Good governance and transparency in developing green hydrogen could change power relations between the developed world and African countries. Instead of falling into the trap of “green colonialism,” these countries could build equal partnerships that address head-on issues of equity and ownership, inclusion, resource competition, and displacement.
To be sure, green-hydrogen projects pose significant risks. Chief among these are land-use conflicts, forced resettlement, expropriation, and other potential human-rights violations. There are also environmental concerns, including the fact that production requires large amounts of freshwater. Given that one in three Africans faces water scarcity, developing this energy source could compound the problem, and may even cause or exacerbate conflicts, especially in Africa’s driest regions.
Moreover, large-scale plants, as well as export infrastructure, could damage fragile ecosystems, destroy protected areas, and endanger marine life. This is especially true if desalinated seawater is used in hydrogen production, and the resulting brine is released, untreated, into local bodies of water.

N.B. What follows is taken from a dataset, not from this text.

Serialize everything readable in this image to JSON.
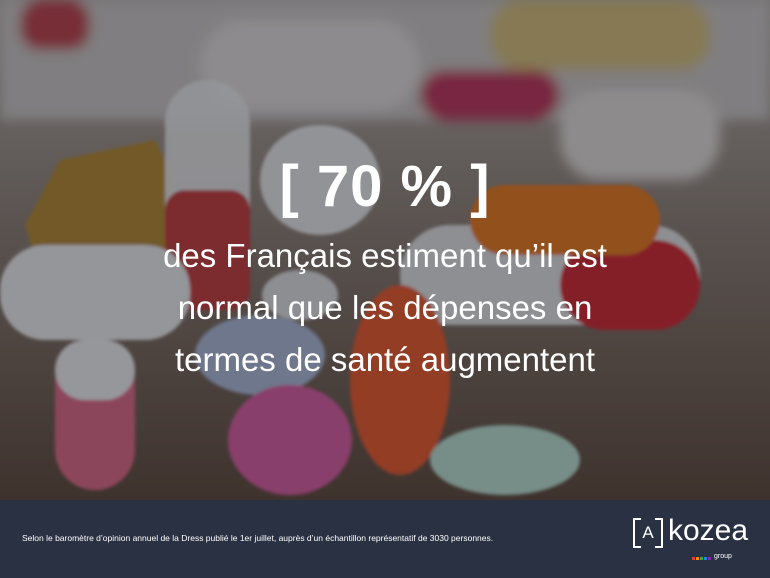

But the biggest concern is that green hydrogen produced in Africa could be exported elsewhere. This would defeat the purpose of developing renewable-energy capacity on the continent. Instead of expanding electricity access and boosting climate resilience, this new industry would merely be the latest in a long line of energy injustices. Moreover, it would be wasteful: converting hydrogen into derivatives like ammonia – which are more suitable for transport – can result in 13-25% energy loss, while transportation itself requires high energy inputs.
Green hydrogen can fuel economic growth and prosperity for producer countries. But to realize the potential of a hydrogen-powered economy, African leaders must ensure that the industry is structured to achieve a just energy transition on the continent and serve the needs of local communities, not foreign interests.